George Lonegan desperately wants to rid himself of his psychic "gift" to communicate with the dead - for it rarely ends well for others and it constantly kicks up the dust of death for him. In Hereafter, George tries to live a "normal" life as best he can, but the economy and others' curiosity cause him to revisit his melancholy existance over and over again.
On the other side of the pond, a London schoolboy Marcus (Frankie and George McLaren) loses his brother in a horrible traffic accident - and goes into a morbid obsession with finding answers to this disaster. He rejects his family and society in order to find someone who can show him a way to understand what happened.
The concept of the "hereafter" is one that almost all major religions have spoken about - and serves as the common link between every creature that ever lived on the planet. One day, we will each get a firsthand experience of a life beyond this one.
Hereafter begs the question: Just how much time should we really spend thinking about it?
George is surrounded by its implications - but wants nothing more than to escape its grasp. Marcus was once blissfully unaware of such questions - but now wants nothing more than answers. But perhaps the real course is somewhere in the middle.
In the Scriptures, the character Job is overcome by experiences of death - his children are killed, his health is failing, and his property and livelihood are destroyed. He bemoans: "I loathe my life. I give myself to complaint. I speak from the bitterness of my soul..." (Job 10:1) Like George, he wants these somber thoughts to pass him by: "So leave me alone that I might recover awhile before I go to that place from which we will never return: the land of darkness and shadow, the black distorted land where darkness is the only light." (Job 10:20-22)
There are times in our own lives when death surrounds us. Sometimes after a funeral, we cannot stop but think of death and darkness. When we watch the war, terror, and devestation on the news, thoughts of emptiness and shadow creep into our subconscious. And when our lives seem routine, boring, or sluggish, we wonder if this is all life is meant to be.

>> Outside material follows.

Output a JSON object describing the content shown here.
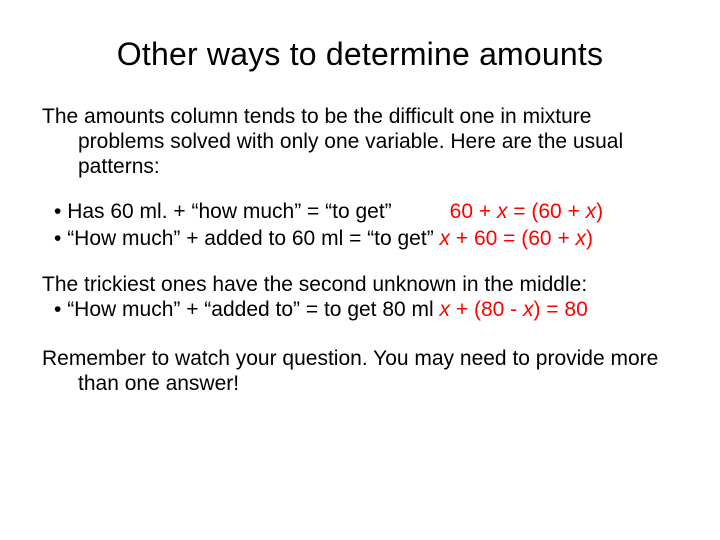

Our faith in the hereafter is a simple one, yet our questions and curiosities complicate it. Jesus didn't spend countless passages talking about the afterlife with the disciples; instead, we have a few passages about "many dwelling places" and that Jesus would "prepare a place for us" (John 14:1-2) or a final judgment in the next world based on our compassion and social justice in this one (Matt. 25:31-46).
So what are we to do? To blissfully ignore it or to whole-heartedly obsess over it? Neither. We are called to take a middle road like Jesus.
Spending our daily hours with thoughts of the afterlife, good or bad, means we don't get a chance to appreciate and live our lives to the fullest right now. If we're constantly worried about if we're going to get to heaven, we just might miss the chance to do something in this life that would guarentee our entry there (see that Mat. 25:31-46 passage for details).
On the other hand, if we never acknowledge an existance bigger than this one, how small our world will be! If we alone are the sum total of everything in our lives, how do we explain the magnificence of creation?
So instead we are called to a middle path - like the one taken by French journalist Marie (Cecile de France) who - once caught in a tsunami and momentarily killed before being awoken by villagers trying to save her life - now seeks to live in both worlds. The book she writes on her encounter with the hereafter is a source of comfort to both Marcus and George - and reminds them of the middle path.
Perhaps God gave us two eyes for this simple reason: to keep one looking to the present life - its everyday experiences and relationships - and to keep the other fixed on the next life - and its promises of eternal joy and happiness.
Let us pray to walk the middle road until the time when that road reaches the heavens.